The case was Citizens Property Insurance Corporation v. M.A. & F.H. Properties, Ltd, 948 So.2d 1017 (3rd DCA 2007). In this matter, the insured’s three-story home was damaged by Hurricane Charley on August 12, 2004. The homeowner submitted a claim with Citizens for the hurricane damage. Citizens issued a payment for the loss, but the policyholder disagreed with the value of the claim payment and demanded appraisal. In this process, as outlined by the insurance policy language, each party was to select a competent appraiser and the two appraisers were select a competent and independent umpire if they could not reach an agreement with 15 days.

The homeowner selected Jeffery Pellet and Citizens selected Stephen White. The homeowner hired Mr. Pellet under a contingency agreement. Mr. Pellet was to be paid a fee for his services based on the amount awarded from Citizens. According to the court opinion, Mr. Pellet had performed more than 1800 appraisals and had published literature on property insurance appraisals. It was undisputed that at the time Mr. Pellet was hired Citizens was aware of the contingency fee agreement.

Citizens alleged it did not know Mr. Pellet and his wife had filed suit against Citizens for damage to their home and that Mr. and Mrs. Pellet were represented by the same counsel as M.A. & F.H. Properties, Ltd.

Mr. White and Mr. Pellet started the appraisal process, but they could not reach an agreement. Retired judge Martin Kahn was selected as the competent and neutral umpire.

The retired circuit court judge agreed with the homeowner’s appraisal of the damages as outlined by Mr. Pellet and signed a $787,235.01 award for the damages. But instead of paying the award as required by the policy, Citizens filed a motion to vacate the award and essentially re-do the appraisal. Citizens argued that there were no receipts or documentation to support the award. Citizens also filed a motion to disqualify Mr. Pellet as the insured’s appraiser because he was allegedly incompetent competent. Citizens raised issue with a letter sent from Mr. Pellet to Mr. White about the appraisal process– requiring Mr. White only to communicate with Mr. Pellet in writing and not over the telephone.

The trial court disagreed with Citizens and granted the motion filed by the homeowner to confirm the appraisal award. All of Citizens arguments were denied. Citizens persisted and renewed its motion to disqualify Mr. Pellet, vacate the $787,235.01 award, and compel re-appraisal. This time, Citizens argued that Mr. Pellet failed to disclose his own personal suit against Citizens prior to the appraisal. The trial court denied this motion as well.

Citizens appealed to the Third District Court of Appeal; asking for the same relief again and argued that Mr. Pellet was not a competent appraiser because he had a claim, a lawsuit, and animosity against Citizens.

The appellate court ruled that Citizen’s arguments were based on an erroneous premise. The court explained that the policy of insurance used the term “competent,” but without a definition within the policy, the court presumed the word was intended to have its plain and ordinary meaning. In the American Heritage Dictionary, competent is defined as “properly or sufficiently qualified or capable; adequate for the purpose; legally qualified or capable to perform an act.” Black’s Law Dictionary defines competent as “duly qualified; answering all requirements; having sufficient ability or authority; possessing the required natural or legal qualifications; able; adequate; suitable; capable; or legally fit.”

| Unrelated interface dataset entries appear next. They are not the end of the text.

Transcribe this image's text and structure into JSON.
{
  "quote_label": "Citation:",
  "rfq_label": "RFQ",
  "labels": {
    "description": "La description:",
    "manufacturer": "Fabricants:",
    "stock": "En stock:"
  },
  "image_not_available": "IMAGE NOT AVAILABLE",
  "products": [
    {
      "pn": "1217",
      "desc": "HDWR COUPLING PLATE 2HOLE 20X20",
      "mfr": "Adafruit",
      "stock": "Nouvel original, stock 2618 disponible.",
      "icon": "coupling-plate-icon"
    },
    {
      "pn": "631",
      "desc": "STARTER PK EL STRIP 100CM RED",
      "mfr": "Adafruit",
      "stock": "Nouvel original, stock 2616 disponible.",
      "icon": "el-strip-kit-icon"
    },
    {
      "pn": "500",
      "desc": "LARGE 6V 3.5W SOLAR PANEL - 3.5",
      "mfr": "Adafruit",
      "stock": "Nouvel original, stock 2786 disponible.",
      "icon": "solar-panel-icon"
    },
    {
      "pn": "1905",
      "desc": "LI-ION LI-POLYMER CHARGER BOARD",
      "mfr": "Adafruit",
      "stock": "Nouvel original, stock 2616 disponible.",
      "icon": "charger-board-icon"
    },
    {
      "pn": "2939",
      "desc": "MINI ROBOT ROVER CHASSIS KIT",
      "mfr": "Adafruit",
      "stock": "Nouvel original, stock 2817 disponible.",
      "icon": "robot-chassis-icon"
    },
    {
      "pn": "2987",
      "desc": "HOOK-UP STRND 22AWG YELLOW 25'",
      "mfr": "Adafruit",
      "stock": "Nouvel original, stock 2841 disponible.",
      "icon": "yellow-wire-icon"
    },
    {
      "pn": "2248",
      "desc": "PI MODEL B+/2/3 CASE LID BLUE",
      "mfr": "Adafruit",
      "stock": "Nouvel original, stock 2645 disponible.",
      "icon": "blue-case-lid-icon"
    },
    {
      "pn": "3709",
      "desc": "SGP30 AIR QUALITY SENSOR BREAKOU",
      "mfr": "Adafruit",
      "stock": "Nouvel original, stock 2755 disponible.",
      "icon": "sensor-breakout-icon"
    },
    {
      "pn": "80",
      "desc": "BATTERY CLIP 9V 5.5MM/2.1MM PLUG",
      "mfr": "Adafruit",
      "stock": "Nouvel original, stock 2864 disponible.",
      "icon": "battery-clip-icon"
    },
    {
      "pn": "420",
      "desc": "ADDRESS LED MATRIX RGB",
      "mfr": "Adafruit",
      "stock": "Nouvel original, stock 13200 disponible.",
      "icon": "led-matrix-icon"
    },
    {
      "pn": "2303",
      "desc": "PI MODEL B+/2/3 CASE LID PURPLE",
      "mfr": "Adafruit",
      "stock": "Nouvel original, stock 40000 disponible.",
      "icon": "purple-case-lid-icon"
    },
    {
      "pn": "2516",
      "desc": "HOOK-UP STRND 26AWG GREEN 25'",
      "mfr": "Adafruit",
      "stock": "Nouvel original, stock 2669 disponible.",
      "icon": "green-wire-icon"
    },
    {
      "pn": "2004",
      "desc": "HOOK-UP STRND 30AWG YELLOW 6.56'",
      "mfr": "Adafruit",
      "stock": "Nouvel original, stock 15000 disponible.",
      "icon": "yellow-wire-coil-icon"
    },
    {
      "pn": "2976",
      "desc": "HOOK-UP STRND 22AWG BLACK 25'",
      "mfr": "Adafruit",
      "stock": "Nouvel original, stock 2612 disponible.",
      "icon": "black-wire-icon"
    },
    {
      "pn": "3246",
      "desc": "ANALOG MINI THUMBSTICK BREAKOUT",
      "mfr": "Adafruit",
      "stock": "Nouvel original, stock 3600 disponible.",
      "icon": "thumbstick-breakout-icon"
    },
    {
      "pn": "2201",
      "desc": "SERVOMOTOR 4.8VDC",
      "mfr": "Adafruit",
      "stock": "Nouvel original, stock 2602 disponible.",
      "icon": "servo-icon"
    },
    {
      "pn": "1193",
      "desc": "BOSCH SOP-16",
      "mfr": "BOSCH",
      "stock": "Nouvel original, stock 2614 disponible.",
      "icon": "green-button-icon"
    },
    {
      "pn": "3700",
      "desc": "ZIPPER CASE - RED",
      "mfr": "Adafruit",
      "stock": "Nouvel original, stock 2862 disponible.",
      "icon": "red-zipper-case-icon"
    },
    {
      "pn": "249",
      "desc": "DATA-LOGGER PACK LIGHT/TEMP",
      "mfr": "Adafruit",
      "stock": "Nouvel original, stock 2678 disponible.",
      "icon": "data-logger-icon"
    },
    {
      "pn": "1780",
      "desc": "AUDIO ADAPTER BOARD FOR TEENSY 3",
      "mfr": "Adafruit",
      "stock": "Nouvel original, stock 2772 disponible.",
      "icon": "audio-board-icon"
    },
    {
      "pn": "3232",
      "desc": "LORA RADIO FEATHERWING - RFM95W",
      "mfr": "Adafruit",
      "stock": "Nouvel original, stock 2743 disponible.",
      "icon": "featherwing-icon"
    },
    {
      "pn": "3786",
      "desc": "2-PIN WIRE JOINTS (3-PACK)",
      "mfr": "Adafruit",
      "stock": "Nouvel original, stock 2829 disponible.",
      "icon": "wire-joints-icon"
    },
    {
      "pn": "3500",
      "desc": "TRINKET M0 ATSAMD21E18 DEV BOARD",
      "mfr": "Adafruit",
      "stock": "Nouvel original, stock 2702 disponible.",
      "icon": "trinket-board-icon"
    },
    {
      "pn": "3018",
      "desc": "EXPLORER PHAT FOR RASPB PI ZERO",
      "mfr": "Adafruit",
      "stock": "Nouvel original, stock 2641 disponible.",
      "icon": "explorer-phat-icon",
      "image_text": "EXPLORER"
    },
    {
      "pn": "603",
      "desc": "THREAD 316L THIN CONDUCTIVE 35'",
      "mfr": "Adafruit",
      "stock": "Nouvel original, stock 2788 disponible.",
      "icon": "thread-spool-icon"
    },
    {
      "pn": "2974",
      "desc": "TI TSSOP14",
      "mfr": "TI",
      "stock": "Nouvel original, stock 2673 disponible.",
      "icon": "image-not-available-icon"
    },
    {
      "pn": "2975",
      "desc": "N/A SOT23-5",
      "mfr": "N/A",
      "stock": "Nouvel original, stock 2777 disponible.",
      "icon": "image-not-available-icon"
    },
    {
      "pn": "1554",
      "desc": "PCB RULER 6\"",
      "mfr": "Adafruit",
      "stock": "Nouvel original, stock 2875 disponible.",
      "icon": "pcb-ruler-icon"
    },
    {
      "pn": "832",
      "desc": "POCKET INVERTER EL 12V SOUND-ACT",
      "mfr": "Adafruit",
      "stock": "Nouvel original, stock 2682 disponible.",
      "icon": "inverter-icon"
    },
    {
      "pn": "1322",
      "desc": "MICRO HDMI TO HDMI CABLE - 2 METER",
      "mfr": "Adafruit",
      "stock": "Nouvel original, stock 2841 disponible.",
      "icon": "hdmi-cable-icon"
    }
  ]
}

Using these definitions, the Court opined “the record clearly establishes that the homeowner’s appraiser was competent by virtue of his unquestionable prior experience/ or expertise.” The court ruled that trial court was correct when it determined Mr. Pellet was competent and that the court did not abuse its discretion in making its rulings.

This is an important case for those who help policyholders and could be more important as time goes on. The lessons we must remember from this case:

  • Citizens put up at least four roadblocks to avoid properly paying this claim before it acknowledged it must follow its own policy
  • Mr. Pellet was duly qualified to act as the insurance appraiser

Mr. Pellet is still actively doing appraisals nationwide with his company Property Insurance Estimating and Appraisals. You can click here to read the articles he has written on appraisal and Citizens Insurance Corporation.